▶ [Instructions to follow] Where an image appears, leave it out; otherwise repeat the data exactly.

▶ [Data records]

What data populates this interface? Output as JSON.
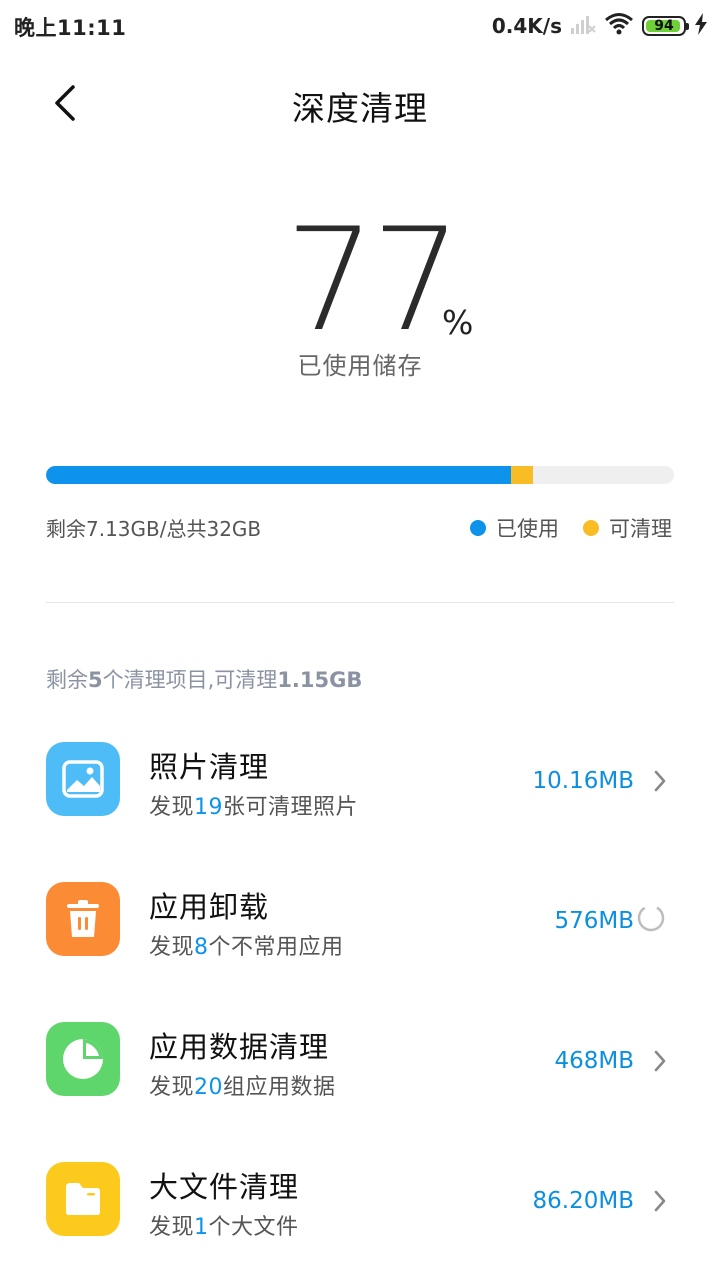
{
  "status_bar": {
    "time": "晚上11:11",
    "net_speed": "0.4K/s",
    "battery": "94"
  },
  "header": {
    "title": "深度清理",
    "back_icon": "chevron-left-icon"
  },
  "usage": {
    "percent": "77",
    "unit": "%",
    "label": "已使用储存",
    "used_fraction": 0.74,
    "cleanable_fraction": 0.036
  },
  "storage": {
    "summary": "剩余7.13GB/总共32GB",
    "legend": [
      {
        "label": "已使用",
        "color": "#0d93ec"
      },
      {
        "label": "可清理",
        "color": "#f8bc24"
      }
    ]
  },
  "section": {
    "prefix": "剩余",
    "count": "5",
    "middle": "个清理项目,可清理",
    "total": "1.15GB"
  },
  "items": [
    {
      "title": "照片清理",
      "sub_prefix": "发现",
      "sub_count": "19",
      "sub_suffix": "张可清理照片",
      "size": "10.16MB",
      "icon": "photo-icon",
      "color": "#4dbcf7",
      "status": "chevron"
    },
    {
      "title": "应用卸载",
      "sub_prefix": "发现",
      "sub_count": "8",
      "sub_suffix": "个不常用应用",
      "size": "576MB",
      "icon": "trash-icon",
      "color": "#fb8b35",
      "status": "loading"
    },
    {
      "title": "应用数据清理",
      "sub_prefix": "发现",
      "sub_count": "20",
      "sub_suffix": "组应用数据",
      "size": "468MB",
      "icon": "pie-chart-icon",
      "color": "#5ed66b",
      "status": "chevron"
    },
    {
      "title": "大文件清理",
      "sub_prefix": "发现",
      "sub_count": "1",
      "sub_suffix": "个大文件",
      "size": "86.20MB",
      "icon": "folder-icon",
      "color": "#fcca1c",
      "status": "chevron"
    }
  ]
}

▶ [Answer space]
What data populates this interface? Output as JSON.
{
  "status_bar": {
    "time": "晚上11:11",
    "net_speed": "0.4K/s",
    "battery": "94"
  },
  "header": {
    "title": "深度清理",
    "back_icon": "chevron-left-icon"
  },
  "usage": {
    "percent": "77",
    "unit": "%",
    "label": "已使用储存",
    "used_fraction": 0.74,
    "cleanable_fraction": 0.036
  },
  "storage": {
    "summary": "剩余7.13GB/总共32GB",
    "legend": [
      {
        "label": "已使用",
        "color": "#0d93ec"
      },
      {
        "label": "可清理",
        "color": "#f8bc24"
      }
    ]
  },
  "section": {
    "prefix": "剩余",
    "count": "5",
    "middle": "个清理项目,可清理",
    "total": "1.15GB"
  },
  "items": [
    {
      "title": "照片清理",
      "sub_prefix": "发现",
      "sub_count": "19",
      "sub_suffix": "张可清理照片",
      "size": "10.16MB",
      "icon": "photo-icon",
      "color": "#4dbcf7",
      "status": "chevron"
    },
    {
      "title": "应用卸载",
      "sub_prefix": "发现",
      "sub_count": "8",
      "sub_suffix": "个不常用应用",
      "size": "576MB",
      "icon": "trash-icon",
      "color": "#fb8b35",
      "status": "loading"
    },
    {
      "title": "应用数据清理",
      "sub_prefix": "发现",
      "sub_count": "20",
      "sub_suffix": "组应用数据",
      "size": "468MB",
      "icon": "pie-chart-icon",
      "color": "#5ed66b",
      "status": "chevron"
    },
    {
      "title": "大文件清理",
      "sub_prefix": "发现",
      "sub_count": "1",
      "sub_suffix": "个大文件",
      "size": "86.20MB",
      "icon": "folder-icon",
      "color": "#fcca1c",
      "status": "chevron"
    }
  ]
}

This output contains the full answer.